    As a murmur swept through a hearing room packed with gay rights leaders, Admiral Mullen said it was his personal belief that “allowing gays and lesbians to serve openly would be the right thing to do.”

    SOURCE: NYTimes, 2 Feb 10, Elisabeth Bumiller

  6. Anonymous says:

    A bit different when you are asked a question by the Armed Services Committee which you are legally obligated to answer truthfully versus spouting off in a letter to the editor don’t you think?

  7. John O'Connor says:

    This is apples and oranges.

    Congress is one of the branches of government, the one constitutionally tasked with regulating the land and naval forces. Military personnel called to testify before Congress should give their full and frank opinions on matters about which they are asked. I see no reason why a servicemember should have greater allegience and/or loyalty to the Executive branch (which holds some of the war powers) than to the legislative branch (which holds the other war powers).

    Military officers making statements about policy positions in the press always make me uneasy, whether I agree with the speaker or not. The military is, after all, subject to civilian control and ought not be undermining that civilian control by bypassing the civilian organs of government and trying to foster dissatisfaction (in the ranks or in the public at large) with the decisions made by the civilian organs of government.

  8. Late Bloomer says:

    What if a reporter asks Adm. Mullen a question about his testimony to Congress? Is he able to further expound? Again, I don’t think the General did the right thing by writing to a paper, but I think there has to be an appropriate forum for a service member to voice his/her concerns over policy that is likely to have a significant impact on the military. I don’t think “vote with your feet” is the right answer.

  9. Anon says:

    Not their call, anymore than it would have been to expound on the integration of African-Americans or women back when that was both controversial and likely to have a significant impact on the military.
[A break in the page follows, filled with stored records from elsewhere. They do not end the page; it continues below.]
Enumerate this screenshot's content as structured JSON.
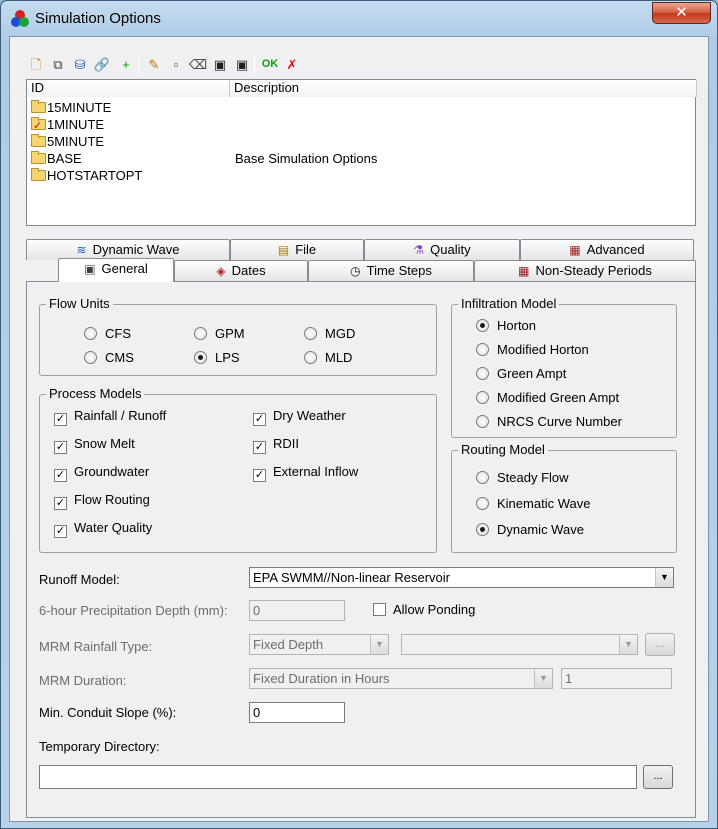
{
  "window": {
    "title": "Simulation Options",
    "close_label": "✕"
  },
  "toolbar": {
    "buttons": [
      {
        "name": "new-icon",
        "glyph": "🗋",
        "color": "#c08000"
      },
      {
        "name": "copy-icon",
        "glyph": "⧉",
        "color": "#404040"
      },
      {
        "name": "database-icon",
        "glyph": "⛁",
        "color": "#2060c0"
      },
      {
        "name": "link-icon",
        "glyph": "🔗",
        "color": "#404040"
      },
      {
        "name": "add-item-icon",
        "glyph": "+",
        "color": "#10a010"
      },
      {
        "name": "edit-pencil-icon",
        "glyph": "✎",
        "color": "#c07000"
      },
      {
        "name": "edit-window-icon",
        "glyph": "▫",
        "color": "#404040"
      },
      {
        "name": "eraser-icon",
        "glyph": "⌫",
        "color": "#404040"
      },
      {
        "name": "save-icon",
        "glyph": "▣",
        "color": "#202020"
      },
      {
        "name": "save-as-icon",
        "glyph": "▣",
        "color": "#202020"
      },
      {
        "name": "ok-icon",
        "glyph": "OK",
        "color": "#10a010"
      },
      {
        "name": "cancel-icon",
        "glyph": "✗",
        "color": "#e01010"
      }
    ]
  },
  "list": {
    "columns": [
      "ID",
      "Description"
    ],
    "rows": [
      {
        "id": "15MINUTE",
        "description": "",
        "checked": false
      },
      {
        "id": "1MINUTE",
        "description": "",
        "checked": true
      },
      {
        "id": "5MINUTE",
        "description": "",
        "checked": false
      },
      {
        "id": "BASE",
        "description": "Base Simulation Options",
        "checked": false
      },
      {
        "id": "HOTSTARTOPT",
        "description": "",
        "checked": false
      }
    ]
  },
  "tabs": {
    "back_row": [
      {
        "label": "Dynamic Wave",
        "icon": "wave-icon",
        "glyph": "≋",
        "color": "#1a60c0"
      },
      {
        "label": "File",
        "icon": "file-icon",
        "glyph": "▤",
        "color": "#b08000"
      },
      {
        "label": "Quality",
        "icon": "flask-icon",
        "glyph": "⚗",
        "color": "#8040c0"
      },
      {
        "label": "Advanced",
        "icon": "toolbox-icon",
        "glyph": "▦",
        "color": "#a02020"
      }
    ],
    "front_row": [
      {
        "label": "General",
        "icon": "general-icon",
        "glyph": "▣",
        "color": "#404040",
        "active": true
      },
      {
        "label": "Dates",
        "icon": "calendar-icon",
        "glyph": "◈",
        "color": "#b02020",
        "active": false
      },
      {
        "label": "Time Steps",
        "icon": "clock-icon",
        "glyph": "◷",
        "color": "#202020",
        "active": false
      },
      {
        "label": "Non-Steady Periods",
        "icon": "periods-icon",
        "glyph": "▦",
        "color": "#902020",
        "active": false
      }
    ]
  },
  "general": {
    "flow_units": {
      "title": "Flow Units",
      "options": [
        "CFS",
        "GPM",
        "MGD",
        "CMS",
        "LPS",
        "MLD"
      ],
      "selected": "LPS"
    },
    "process_models": {
      "title": "Process Models",
      "items": [
        {
          "label": "Rainfall / Runoff",
          "checked": true
        },
        {
          "label": "Dry Weather",
          "checked": true
        },
        {
          "label": "Snow Melt",
          "checked": true
        },
        {
          "label": "RDII",
          "checked": true
        },
        {
          "label": "Groundwater",
          "checked": true
        },
        {
          "label": "External Inflow",
          "checked": true
        },
        {
          "label": "Flow Routing",
          "checked": true
        },
        {
          "label": "Water Quality",
          "checked": true
        }
      ]
    },
    "infiltration": {
      "title": "Infiltration Model",
      "options": [
        "Horton",
        "Modified Horton",
        "Green Ampt",
        "Modified Green Ampt",
        "NRCS Curve Number"
      ],
      "selected": "Horton"
    },
    "routing": {
      "title": "Routing Model",
      "options": [
        "Steady Flow",
        "Kinematic Wave",
        "Dynamic Wave"
      ],
      "selected": "Dynamic Wave"
    },
    "runoff_model": {
      "label": "Runoff Model:",
      "value": "EPA SWMM//Non-linear Reservoir"
    },
    "precip_depth": {
      "label": "6-hour Precipitation Depth (mm):",
      "value": "0"
    },
    "allow_ponding": {
      "label": "Allow Ponding",
      "checked": false
    },
    "mrm_rainfall": {
      "label": "MRM Rainfall Type:",
      "value": "Fixed Depth",
      "value2": "",
      "button": "..."
    },
    "mrm_duration": {
      "label": "MRM Duration:",
      "value": "Fixed Duration in Hours",
      "value2": "1"
    },
    "min_slope": {
      "label": "Min. Conduit Slope (%):",
      "value": "0"
    },
    "temp_dir": {
      "label": "Temporary Directory:",
      "value": "",
      "button": "..."
    }
  }
}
    And given the high percentage of young Americans who are for want of a better word “gay-friendly” or at the very least “gay-tolerant” the real impact is more likely to be felt among senior NCOs and officers than amongst the rank-and-file young enlisted who will probably adapt rather quickly.

  10. Mike "No Man" Navarre says:

    LB: While I appreciate where you are coming from on giving top commanders a platform to voice their opinion, (a) I am not sure if that is really how the military works for those in uniform and (b) the editorial page isn’t even close to the right forum. As for (a), what would a civilian employer do to an employee that publicy criticized the employer for policy changes (an this is not a whistleblower situation)? Easy answer, fire the employee. Why should it be any different for uniformed officers who, as JO’C points out, have a higher duty of allegiance to their civilian superiors. While the press always has a field day when the military chooses to prosecute under MCM Para. 72 (Disloyal statements), the offense is there for a reason. While I don’t all the facts so I can’t know whether these statements cross the line to being disloyal, they certainly don’t appear to be at first blush. Military officers forum for airing theri dissatisfaction has always been in my view very much like the forum for lawyers that are dissatisfied with their client. See Navy Rule of Prof. Resp. 1.6, Comment 6 and Rule 1.13, Comment 1.d. (note there is no [provision for taking policy disagreements outside the chain of command).

  11. Anonymous says:

    I have and continue to say that the General did not exercise the best judgment. However, I also think that there is something wrong with a system that permits one senior officer to voice his personal opinion on a controversial topic, while chastising others for voicing theirs. I would rather Congress have called a diversity of servicemembers to testify.